Dr. Tew: Just get up and get moving. Not moving or stretching gives greater pain around the joints, and increases arthritic symptoms. Water aerobics, and warm salt water aerobics are great options. Many pools now are salt water pools. Simple exercises can be done right in the home using resistance bands and range of motion. One of my favorites is a stationary bike. One of the most effective is the Schwinn Airdyne bike that allows you to work the whole body, arms and legs. You don’t have to do 2-3 hours, but aggressively High Intensity Training (H.I.T.) exercise for 2-3 minutes and then break. And then, repeat.

It is pretty well known now that exercise that causes an aerobic effect has a better effect than anti-depressants, and can have the narcotic effect that we mentioned earlier in treating pain symptoms. Exercise is an effective way of healing and relieving depression. There are several other approaches including meditation, healing touch, massage, mindfulness, staying positive and grateful. People that have hope and gratefulness do better in adverse situations than those that have a contrary approach. It takes a major sustained effort to make change.

FT: In the video you said, “Exercise Promotes neurogenesis… resulting in brain transformation and growth of new brain cells.” Fibromyalgia is potentially a disorder of how the brain operates the nervous system.
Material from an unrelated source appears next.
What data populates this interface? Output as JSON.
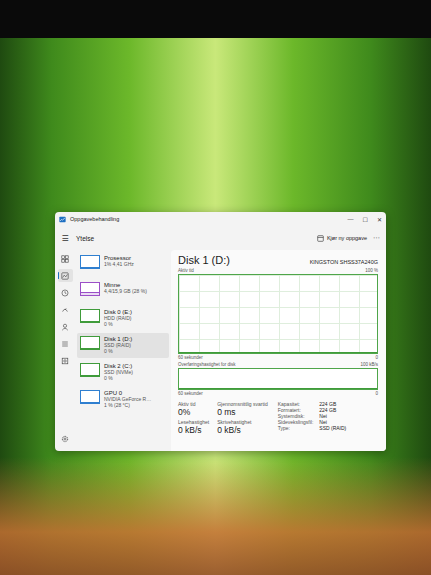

What is the potential of Neurogenesis for improving the brain function that controls neurological triggers?

Dr. Tew: Neurological issues from a hypersensitive nervous system may not be something that neurogenesis may be able to help. That is an issue of rewiring the way that the brain functions.
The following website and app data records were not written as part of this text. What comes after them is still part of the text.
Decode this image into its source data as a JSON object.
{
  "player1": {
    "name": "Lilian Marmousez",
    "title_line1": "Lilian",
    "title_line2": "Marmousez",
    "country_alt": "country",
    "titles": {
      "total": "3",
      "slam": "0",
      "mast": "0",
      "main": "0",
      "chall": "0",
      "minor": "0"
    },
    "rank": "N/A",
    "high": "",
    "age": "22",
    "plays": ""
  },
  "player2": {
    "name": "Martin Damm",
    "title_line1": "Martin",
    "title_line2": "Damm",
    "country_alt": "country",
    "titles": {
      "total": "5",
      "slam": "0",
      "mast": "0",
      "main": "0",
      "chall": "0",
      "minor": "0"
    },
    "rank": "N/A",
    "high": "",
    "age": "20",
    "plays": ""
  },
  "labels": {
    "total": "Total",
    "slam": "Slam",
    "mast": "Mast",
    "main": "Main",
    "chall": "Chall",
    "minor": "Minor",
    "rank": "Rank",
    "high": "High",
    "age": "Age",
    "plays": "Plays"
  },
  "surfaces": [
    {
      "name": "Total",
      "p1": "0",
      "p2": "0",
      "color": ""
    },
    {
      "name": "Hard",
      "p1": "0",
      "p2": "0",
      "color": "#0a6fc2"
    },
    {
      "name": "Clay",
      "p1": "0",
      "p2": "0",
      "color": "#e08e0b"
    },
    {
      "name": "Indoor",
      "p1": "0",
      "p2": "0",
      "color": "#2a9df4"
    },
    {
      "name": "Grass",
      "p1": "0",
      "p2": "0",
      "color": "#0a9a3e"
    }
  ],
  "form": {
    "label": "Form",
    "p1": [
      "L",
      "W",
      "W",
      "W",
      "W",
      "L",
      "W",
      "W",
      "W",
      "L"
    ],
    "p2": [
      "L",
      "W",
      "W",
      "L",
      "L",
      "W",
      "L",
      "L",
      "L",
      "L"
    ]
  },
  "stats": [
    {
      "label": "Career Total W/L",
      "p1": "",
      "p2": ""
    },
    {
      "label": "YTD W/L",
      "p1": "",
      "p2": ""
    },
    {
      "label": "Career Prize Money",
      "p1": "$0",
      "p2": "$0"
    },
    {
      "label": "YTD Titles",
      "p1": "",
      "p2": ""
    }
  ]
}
Dr. Tew: Another aspect of this approach that we have not mentioned are the importance of probiotics.

FT: Can you talk about that more?

Dr. Tew: Probiotics are important for anyone who is in contact with antibiotics. 80% of food animals are given antibiotics. Whenever we have colds or even viral infections are given antibiotics. It is almost impossible to avoid contact with antibiotics now. These antibiotics have great affect on the gut biome. Many issues can be entering our body through the digestive system. It is thought that Fibromyalgia could be an autoimmune disease, but this is speculation because the cause is not known. But, it is clear now that It is not an imagined disease. There are theories now that Dementia and Alzheimer’s may also have a gut connection.

Farm to Table

FT: You grew up on a farm in NC. What experiences and insights from your youth did you find so important, when you later became a doctor, that made you want to use the UC farm as a teaching tool?

Dr. Tew: It was very important. I grew up knowing about the advantage of good food on the farm. I see the issues of behavioral choices, specifically food choices, in causing disease. Heart disease, cancer, diabetes, and others.

FT: Can you tell me about the UC farm where you teach food preparation to patients? What kinds of things are you teaching them?

Dr. Tew: It is an organic farm that is affiliated with the integrative medicine center, but it is not owned by the medical center. We work very closely with them. As you may know, medical students do not get a lot of education about nutrition, and how it impacts disease. That is a goal of the farm. It also teaches people to learn to prepare the food. It uses community sustained agriculture. The community volunteers to grow and care for their food. Teaching people where their food comes from is important.

FT: That is an incredible program that you are doing, and I hope that it is a model that other medical schools can emulate.

Dr. Tew: Our program is part of a national collaborative of 56 schools that have similar integrative medicine departments to teach young medical students about the importance of nutrition and its role in preventing disease.

I read a piece on your website about forest bathing, and I think that getting into nature is a great thing. There is an element of that in being out on the farm, and seeing the animals. We recognize that the farm and the kitchens are all an approach that have benefits, and that disease has multiple targets and pathways of entry.

This is not a new concept, food and exercise were, at one time, the most important things for treating and preventing disease. We have lost contact with the things that we know work. We need to rely more on our own bodies for the change that can be more sustaining.